TASK REQUIREMENTS: What you return should be the lines of the data containing "medicine", each in full.

DATA FOR THIS TASK:
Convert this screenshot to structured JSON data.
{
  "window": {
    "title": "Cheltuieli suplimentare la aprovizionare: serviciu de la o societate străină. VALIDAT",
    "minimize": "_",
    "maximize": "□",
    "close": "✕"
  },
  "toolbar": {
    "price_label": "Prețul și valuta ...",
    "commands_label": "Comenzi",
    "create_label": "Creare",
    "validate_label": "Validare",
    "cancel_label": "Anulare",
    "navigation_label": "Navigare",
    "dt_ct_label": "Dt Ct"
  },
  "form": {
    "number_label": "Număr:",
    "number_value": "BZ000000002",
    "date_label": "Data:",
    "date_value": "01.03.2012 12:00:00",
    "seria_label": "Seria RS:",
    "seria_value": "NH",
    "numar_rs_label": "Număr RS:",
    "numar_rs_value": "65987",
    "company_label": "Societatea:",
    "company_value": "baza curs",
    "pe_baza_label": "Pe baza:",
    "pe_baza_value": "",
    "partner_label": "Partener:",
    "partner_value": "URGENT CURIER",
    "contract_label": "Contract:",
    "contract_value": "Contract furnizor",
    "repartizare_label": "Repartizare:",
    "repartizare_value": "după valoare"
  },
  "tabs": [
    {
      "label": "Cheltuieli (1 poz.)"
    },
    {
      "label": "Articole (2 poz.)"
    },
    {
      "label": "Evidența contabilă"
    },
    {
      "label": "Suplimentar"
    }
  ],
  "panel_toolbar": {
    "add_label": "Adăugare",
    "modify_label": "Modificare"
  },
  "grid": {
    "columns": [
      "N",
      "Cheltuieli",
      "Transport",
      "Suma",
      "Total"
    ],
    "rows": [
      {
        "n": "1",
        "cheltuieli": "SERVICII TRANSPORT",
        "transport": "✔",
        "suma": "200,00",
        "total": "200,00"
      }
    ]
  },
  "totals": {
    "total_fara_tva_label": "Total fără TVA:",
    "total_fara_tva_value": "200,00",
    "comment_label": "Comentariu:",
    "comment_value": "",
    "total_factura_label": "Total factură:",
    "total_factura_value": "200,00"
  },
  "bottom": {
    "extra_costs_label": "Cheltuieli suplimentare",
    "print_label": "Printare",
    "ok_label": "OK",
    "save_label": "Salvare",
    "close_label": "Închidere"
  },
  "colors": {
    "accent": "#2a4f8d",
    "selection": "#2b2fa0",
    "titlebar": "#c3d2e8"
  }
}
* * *
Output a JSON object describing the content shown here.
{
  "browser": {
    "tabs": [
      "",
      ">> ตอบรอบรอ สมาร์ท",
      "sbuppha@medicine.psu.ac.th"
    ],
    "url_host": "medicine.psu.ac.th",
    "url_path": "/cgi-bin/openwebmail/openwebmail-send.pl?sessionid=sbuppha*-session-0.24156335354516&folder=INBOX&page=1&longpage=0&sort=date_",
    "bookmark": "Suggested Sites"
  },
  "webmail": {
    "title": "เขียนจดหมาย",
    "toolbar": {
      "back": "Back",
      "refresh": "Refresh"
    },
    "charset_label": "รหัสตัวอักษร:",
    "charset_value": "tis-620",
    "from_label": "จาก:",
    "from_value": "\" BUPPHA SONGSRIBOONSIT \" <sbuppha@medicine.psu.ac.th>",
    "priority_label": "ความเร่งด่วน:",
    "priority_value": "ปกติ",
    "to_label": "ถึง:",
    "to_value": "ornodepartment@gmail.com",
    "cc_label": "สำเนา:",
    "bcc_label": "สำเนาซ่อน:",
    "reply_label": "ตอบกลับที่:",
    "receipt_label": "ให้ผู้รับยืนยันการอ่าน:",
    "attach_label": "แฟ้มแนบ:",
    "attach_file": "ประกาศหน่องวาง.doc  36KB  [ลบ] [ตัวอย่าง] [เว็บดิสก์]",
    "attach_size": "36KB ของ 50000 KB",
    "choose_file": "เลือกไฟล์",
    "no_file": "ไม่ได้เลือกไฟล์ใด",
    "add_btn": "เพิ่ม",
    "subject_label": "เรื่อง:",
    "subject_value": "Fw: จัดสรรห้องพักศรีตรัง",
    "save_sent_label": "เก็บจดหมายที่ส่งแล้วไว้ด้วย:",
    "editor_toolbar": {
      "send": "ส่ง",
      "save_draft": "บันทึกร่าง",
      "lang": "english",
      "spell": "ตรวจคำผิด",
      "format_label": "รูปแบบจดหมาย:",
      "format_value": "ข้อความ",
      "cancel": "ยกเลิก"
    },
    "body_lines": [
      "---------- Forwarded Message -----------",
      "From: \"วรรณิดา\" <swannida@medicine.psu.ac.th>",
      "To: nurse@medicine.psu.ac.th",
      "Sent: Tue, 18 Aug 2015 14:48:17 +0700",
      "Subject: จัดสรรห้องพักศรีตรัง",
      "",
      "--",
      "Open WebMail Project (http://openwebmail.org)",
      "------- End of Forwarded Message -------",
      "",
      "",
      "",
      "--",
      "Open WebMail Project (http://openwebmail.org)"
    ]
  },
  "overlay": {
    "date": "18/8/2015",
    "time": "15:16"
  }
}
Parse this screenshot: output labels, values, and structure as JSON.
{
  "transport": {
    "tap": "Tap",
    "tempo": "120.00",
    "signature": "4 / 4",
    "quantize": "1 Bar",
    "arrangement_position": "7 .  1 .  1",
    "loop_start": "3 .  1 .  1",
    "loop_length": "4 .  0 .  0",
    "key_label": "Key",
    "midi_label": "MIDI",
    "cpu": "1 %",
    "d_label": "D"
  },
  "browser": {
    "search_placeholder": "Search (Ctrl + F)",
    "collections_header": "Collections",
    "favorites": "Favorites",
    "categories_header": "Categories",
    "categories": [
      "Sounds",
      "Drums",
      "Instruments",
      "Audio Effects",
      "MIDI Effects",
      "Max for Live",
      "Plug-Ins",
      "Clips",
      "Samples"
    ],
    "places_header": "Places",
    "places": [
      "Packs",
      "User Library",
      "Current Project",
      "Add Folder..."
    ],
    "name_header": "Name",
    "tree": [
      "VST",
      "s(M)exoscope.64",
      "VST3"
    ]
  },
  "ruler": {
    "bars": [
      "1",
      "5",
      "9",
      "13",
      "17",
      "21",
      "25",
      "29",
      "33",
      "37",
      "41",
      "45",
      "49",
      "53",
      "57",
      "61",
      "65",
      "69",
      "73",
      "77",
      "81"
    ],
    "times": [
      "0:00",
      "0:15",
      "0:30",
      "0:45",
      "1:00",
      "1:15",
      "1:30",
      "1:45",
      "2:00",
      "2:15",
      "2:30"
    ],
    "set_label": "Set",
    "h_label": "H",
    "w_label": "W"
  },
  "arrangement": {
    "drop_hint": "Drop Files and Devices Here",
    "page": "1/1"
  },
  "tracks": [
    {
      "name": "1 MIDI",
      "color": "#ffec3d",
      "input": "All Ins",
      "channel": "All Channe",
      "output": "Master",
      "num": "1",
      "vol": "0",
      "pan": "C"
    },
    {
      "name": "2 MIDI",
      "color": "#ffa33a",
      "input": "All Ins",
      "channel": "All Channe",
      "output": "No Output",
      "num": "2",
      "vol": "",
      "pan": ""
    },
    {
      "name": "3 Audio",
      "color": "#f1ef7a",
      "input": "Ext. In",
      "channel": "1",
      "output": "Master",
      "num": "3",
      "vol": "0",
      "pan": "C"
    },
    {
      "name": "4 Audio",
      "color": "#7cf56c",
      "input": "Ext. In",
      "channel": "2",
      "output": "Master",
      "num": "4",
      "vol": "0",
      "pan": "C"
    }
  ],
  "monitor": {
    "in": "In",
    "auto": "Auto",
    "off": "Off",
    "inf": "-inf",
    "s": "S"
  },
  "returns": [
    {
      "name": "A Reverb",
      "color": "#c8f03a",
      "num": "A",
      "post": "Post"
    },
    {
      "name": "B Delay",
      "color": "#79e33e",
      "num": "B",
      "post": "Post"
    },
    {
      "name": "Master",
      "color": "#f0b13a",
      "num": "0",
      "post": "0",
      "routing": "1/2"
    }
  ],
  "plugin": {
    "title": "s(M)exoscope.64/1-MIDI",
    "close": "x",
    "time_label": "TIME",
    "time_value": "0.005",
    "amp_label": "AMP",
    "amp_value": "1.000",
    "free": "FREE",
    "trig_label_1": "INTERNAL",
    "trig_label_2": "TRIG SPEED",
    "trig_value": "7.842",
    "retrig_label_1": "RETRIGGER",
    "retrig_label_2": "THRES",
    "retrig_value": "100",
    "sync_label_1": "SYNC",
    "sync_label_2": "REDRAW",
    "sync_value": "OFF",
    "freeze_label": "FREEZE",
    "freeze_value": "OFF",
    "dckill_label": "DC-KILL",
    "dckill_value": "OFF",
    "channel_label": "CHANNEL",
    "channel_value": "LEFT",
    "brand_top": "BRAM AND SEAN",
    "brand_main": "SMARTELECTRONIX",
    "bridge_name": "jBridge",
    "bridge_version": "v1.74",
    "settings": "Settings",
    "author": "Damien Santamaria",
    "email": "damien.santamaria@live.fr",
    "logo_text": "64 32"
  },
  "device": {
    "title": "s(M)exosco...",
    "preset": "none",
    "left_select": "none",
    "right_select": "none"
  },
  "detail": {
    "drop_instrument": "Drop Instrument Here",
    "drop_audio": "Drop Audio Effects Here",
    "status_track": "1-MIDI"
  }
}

SOLUTION FOR THIS PROBLEM:
      "sbuppha@medicine.psu.ac.th"
    "url_host": "medicine.psu.ac.th",
    "from_value": "\" BUPPHA SONGSRIBOONSIT \" <sbuppha@medicine.psu.ac.th>",
      "From: \"วรรณิดา\" <swannida@medicine.psu.ac.th>",
      "To: nurse@medicine.psu.ac.th",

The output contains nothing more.